Mix up the manner in which you practice skills. This makes the learning process more cognitively challenging.

How to Use:
Change the manner in which a given topic or skill is practiced.
Varied practice improves your ability to transfer learning from one situation to another as subtle nuances become visible. You will develop a broader understanding of relationships in different contexts and this enables you to develop a flexible vocabulary of actions needed to succeed in a broad range of scenarios.


Connect new knowledge with what you already know and find additional layers of meaning as you express it in your own words.

How to Use:
Relate material to what is already known, explain it to someone else in your own words or explain how it relates to your life outside of class. You may find metaphors, visual images or large summary sheets useful in perfoming this technique.
Elaboration improves mastery of material and creates multiple mental cues for later recall.


The process of attempting to solve a problem or answer a question before being taught the solution.

How to Use:
Before reading about a topic, attempt to explain the material as key ideas and how it relates to prior knowledge. Next, read the material and confirm if your understanding is correct. An alternative method is to fill in missing words within a text, solve problems before class or learn by doing rather than being told.
Generation primes the mind for learning and engages higher order thinking. You are more likely to learn and remember a solution if taught after attempting to solve it.


Allows you to review what has been learned from recent experiences. It involves recall of recently learned knowledge (retrieval), connecting it to previous knowledge (elaboration) and visualisation or mental rehearsal of what might be done differently (generation).

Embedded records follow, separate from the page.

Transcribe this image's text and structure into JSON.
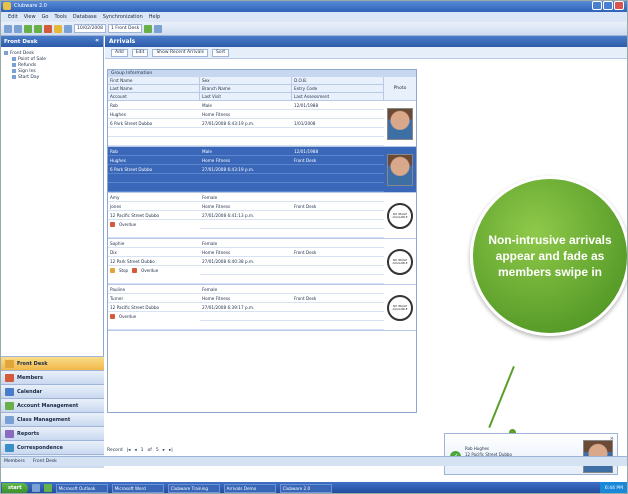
{
  "window": {
    "title": "Clubware 2.0"
  },
  "menu": [
    "Edit",
    "View",
    "Go",
    "Tools",
    "Database",
    "Synchronization",
    "Help"
  ],
  "toolbar": {
    "field1": "10/02/2008",
    "field2": "1 Front Desk"
  },
  "left_pane": {
    "title": "Front Desk",
    "tree": [
      {
        "label": "Front Desk",
        "level": 1
      },
      {
        "label": "Point of Sale",
        "level": 2
      },
      {
        "label": "Refunds",
        "level": 2
      },
      {
        "label": "Sign Ins",
        "level": 2
      },
      {
        "label": "Start Day",
        "level": 2
      }
    ],
    "nav": [
      {
        "label": "Front Desk",
        "active": true,
        "color": "#e2a53b"
      },
      {
        "label": "Members",
        "active": false,
        "color": "#d35a3a"
      },
      {
        "label": "Calendar",
        "active": false,
        "color": "#4a7cc9"
      },
      {
        "label": "Account Management",
        "active": false,
        "color": "#69b04a"
      },
      {
        "label": "Class Management",
        "active": false,
        "color": "#7aa0d4"
      },
      {
        "label": "Reports",
        "active": false,
        "color": "#8a6bbf"
      },
      {
        "label": "Correspondence",
        "active": false,
        "color": "#3a8fc9"
      },
      {
        "label": "Administration",
        "active": false,
        "color": "#d35a3a"
      }
    ]
  },
  "main": {
    "title": "Arrivals",
    "toolbar": [
      "Add",
      "Edit",
      "Show Recent Arrivals",
      "Sort"
    ],
    "group_title": "Group Information",
    "headers": [
      [
        "First Name",
        "Sex",
        "D.O.B."
      ],
      [
        "Last Name",
        "Branch Name",
        "Entry Code"
      ],
      [
        "Account",
        "Last Visit",
        "Last Assessment"
      ]
    ],
    "photo_label": "Photo",
    "records": [
      {
        "rows": [
          [
            "Rob",
            "Male",
            "12/01/1988"
          ],
          [
            "Hughes",
            "Home Fitness",
            ""
          ],
          [
            "6 Park Street Dubbo",
            "27/01/2008 6:43:19 p.m.",
            "1/01/2008"
          ]
        ],
        "photo": "face",
        "selected": false,
        "actions": []
      },
      {
        "rows": [
          [
            "Rob",
            "Male",
            "12/01/1988"
          ],
          [
            "Hughes",
            "Home Fitness",
            "Front Desk"
          ],
          [
            "6 Park Street Dubbo",
            "27/01/2008 6:43:19 p.m.",
            ""
          ]
        ],
        "photo": "face",
        "selected": true,
        "actions": []
      },
      {
        "rows": [
          [
            "Amy",
            "Female",
            ""
          ],
          [
            "Jones",
            "Home Fitness",
            "Front Desk"
          ],
          [
            "12 Pacific Street Dubbo",
            "27/01/2008 6:41:13 p.m.",
            ""
          ]
        ],
        "photo": "none",
        "selected": false,
        "actions": [
          "Overdue"
        ]
      },
      {
        "rows": [
          [
            "Sophie",
            "Female",
            ""
          ],
          [
            "Dix",
            "Home Fitness",
            "Front Desk"
          ],
          [
            "12 Park Street Dubbo",
            "27/01/2008 6:40:38 p.m.",
            ""
          ]
        ],
        "photo": "none",
        "selected": false,
        "actions": [
          "Stop",
          "Overdue"
        ]
      },
      {
        "rows": [
          [
            "Pauline",
            "Female",
            ""
          ],
          [
            "Turner",
            "Home Fitness",
            "Front Desk"
          ],
          [
            "12 Pacific Street Dubbo",
            "27/01/2008 6:39:17 p.m.",
            ""
          ]
        ],
        "photo": "none",
        "selected": false,
        "actions": [
          "Overdue"
        ]
      }
    ],
    "no_image_text": "NO IMAGE AVAILABLE",
    "pager": [
      "Record",
      "1",
      "of",
      "5"
    ]
  },
  "callout": {
    "text": "Non-intrusive arrivals appear and fade as members swipe in"
  },
  "toast": {
    "line1": "Rob Hughes",
    "line2": "12 Pacific Street Dubbo",
    "line3": "Signed in"
  },
  "status": [
    "Members",
    "Front Desk"
  ],
  "taskbar": {
    "start": "start",
    "tasks": [
      "Microsoft Outlook",
      "Microsoft Word",
      "Clubware Training",
      "Arrivals Demo",
      "Clubware 2.0"
    ],
    "clock": "6:44 PM"
  }
}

How to Use:
Write learning paragraphs to reflect on what has been learned in the previous week. Ask yourself: What happened? What did I do? How did it work out? What are the key ideas? What are some examples? How do these relate to what I already know? What went well? What could have gone better? What might I need to learn for better mastery? What strategies might I use the next time to get better results?
Reflection is a combination of retrieval practice, elaboration and generation that adds layers to learning and strengthens skills.

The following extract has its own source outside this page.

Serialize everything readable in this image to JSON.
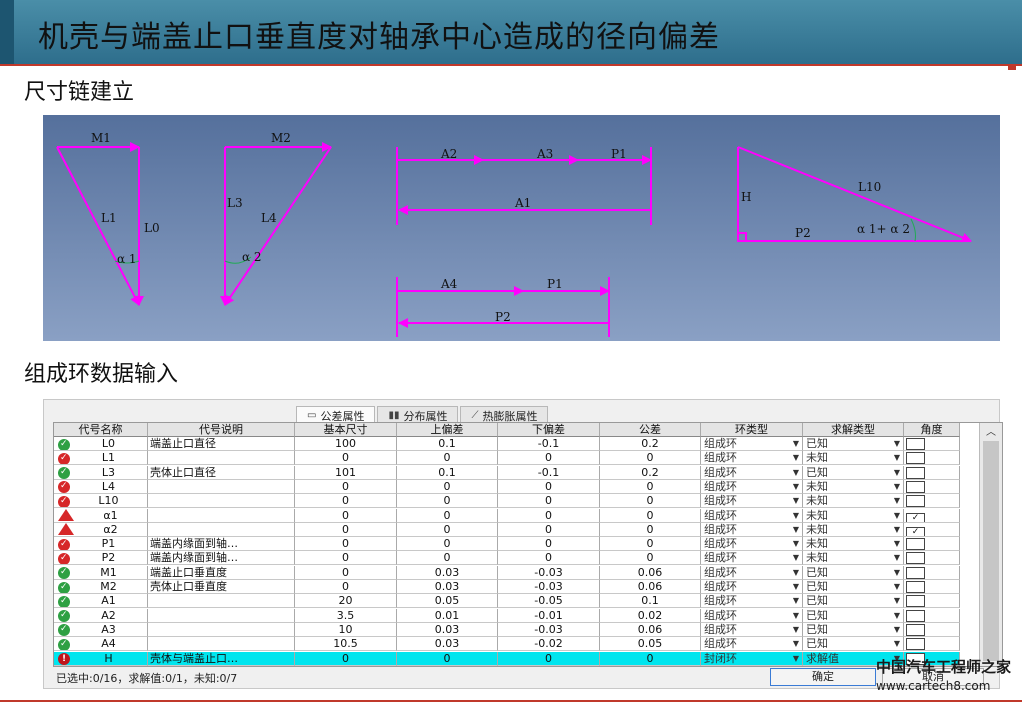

This is an objective instrument to clear away illusions and adjust your judgement to better reflect reality.

How to Use:
Use regular quizzes and practice tests. Ensure you answer the questions before looking up the answers! Focus study on areas that you are not up to speed on.
Calibration allows you to align your judgement (of what you do and don’t know) alongside objective feedback. This prevents you from being carried off by illusions of mastery. It helps you become sure of what you do know and that you are accurate in this assessment.


  • Make It Stick: The Science of Successful Learning; Peter Brown, Henry Roediger, Mark McDaniel